Scholarship, Internship Programmes for Black and Hispanic Students
Raytheon Technologies has struck new strategic partnership agreements with two non-profit organisations – the Thurgood Marshall College Fund, and the Society of Hispanic Professional Engineers – in an attempt to create more opportunities for students of colour to advance in STEM [science, technology, engineering and mathematics] education. Marie Sylla-Dixon, Chief Diversity Officer at Raytheon, described the partnerships as “important steps in developing and diversifying the next generation of engineers for our industry.”
The agreement with TMCF establishes a Raytheon Technologies NextGen Pipeline Program, which will see the organisation and the company offering scholarships and internships to students who attend the historically black colleges and universities the non-profit publicly supports. The focus will be on providing skills applicable to the workplace, practical experience, and possible job placement. It will be open to those whose studies encompass engineering, technology, finance and supply chain subject matter. “We are very excited about the partnership with Raytheon Technologies and know that it will create visibility into industries that may be new to many of our talented students,” said Dr Harry Williams, CEO of TMCF.

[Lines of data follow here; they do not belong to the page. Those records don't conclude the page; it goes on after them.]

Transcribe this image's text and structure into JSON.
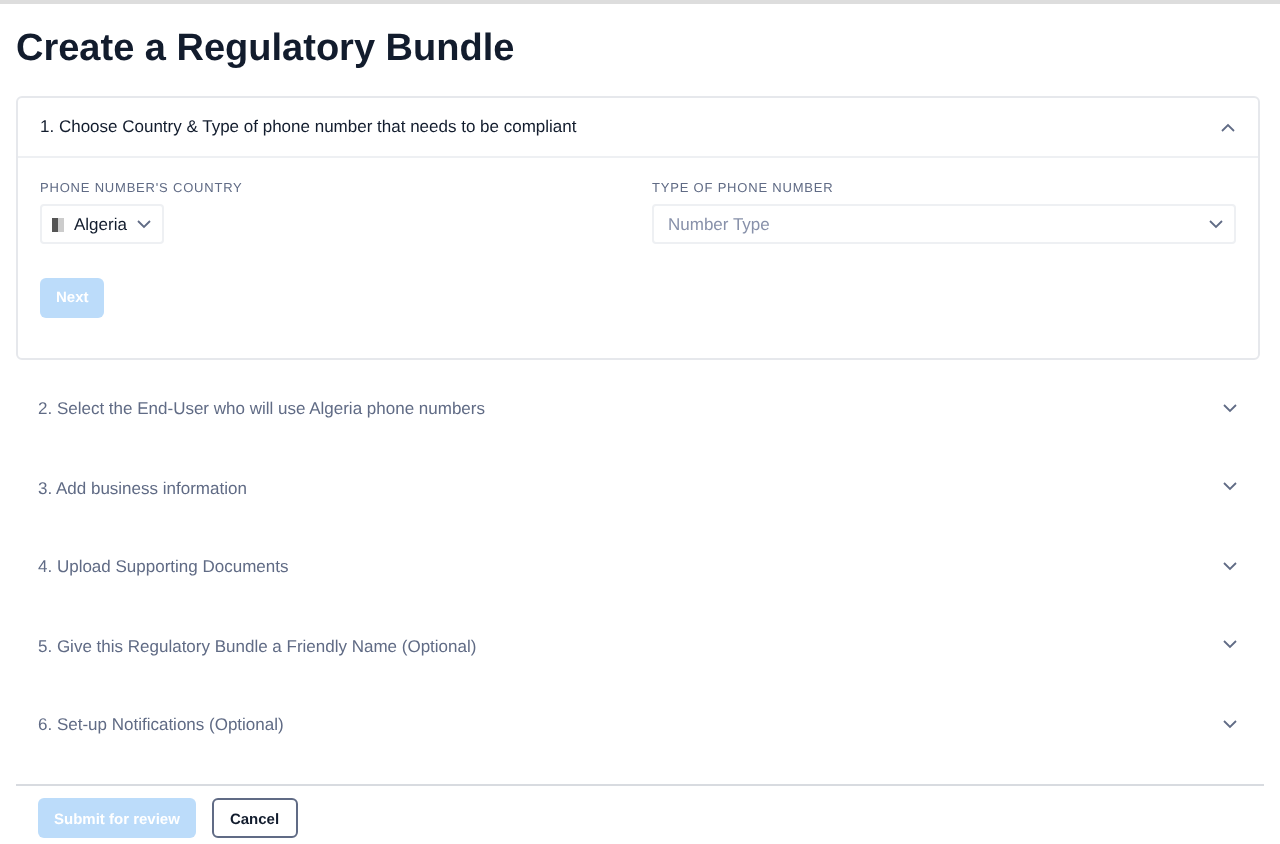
{
  "title": "Create a Regulatory Bundle",
  "steps": [
    {
      "label": "1. Choose Country & Type of phone number that needs to be compliant",
      "expanded": true
    },
    {
      "label": "2. Select the End-User who will use Algeria phone numbers",
      "expanded": false
    },
    {
      "label": "3. Add business information",
      "expanded": false
    },
    {
      "label": "4. Upload Supporting Documents",
      "expanded": false
    },
    {
      "label": "5. Give this Regulatory Bundle a Friendly Name (Optional)",
      "expanded": false
    },
    {
      "label": "6. Set-up Notifications (Optional)",
      "expanded": false
    }
  ],
  "country": {
    "label": "PHONE NUMBER'S COUNTRY",
    "value": "Algeria"
  },
  "number_type": {
    "label": "TYPE OF PHONE NUMBER",
    "placeholder": "Number Type"
  },
  "next_button": {
    "label": "Next",
    "disabled": true
  },
  "footer": [
    {
      "label": "Submit for review",
      "kind": "primary",
      "disabled": true
    },
    {
      "label": "Cancel",
      "kind": "secondary",
      "disabled": false
    }
  ]
}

With SHPE, Raytheon is establishing the Equipando Padres (Equipping Parents) programme, designed to support guardians of first-generation and low-income students on engineering degrees. “This program creates structure, processes, and resources that enable Hispanic parents to be an asset for their child,” said SHPE’s Board Chair, Miguel Alemañy. “We are so grateful that Raytheon Technologies understands this key component is missing for many of our students, and that together, we can help more Hispanic engineers succeed.”
Raytheon published a diversity, equity and inclusion report earlier this month, which includes its diversity statistics and its first EEO-1 disclosure – an analysis of the workforce in categories prescribed by the US’s Equal Employment Opportunity Commission. The firm has undertaken to publish an EEO-1 disclosure annually. Just under 30% of the company’s US workforce identify as people of colour, but only 15.3% of its executives are non-white.
The report notes research which underlines that diverse companies are more profitable, while Sylla-Dixon argues that diversity has a direct impact on a company’s ability to innovate and optimise its products. “Top talent from around the world has their pick of great companies where they can build their careers,” she writes. “What we know for sure, especially when it comes to attracting and retaining the best and brightest, is that people want environments where they can work, grow and belong. That’s why a culture grounded in a rich diversity of ideas, perspectives and experiences is so important.”
[A feature examining the issue of diversity in defence, including the issue of neurodiversity, will appear in MilTech 1/2022, published in January. Editor]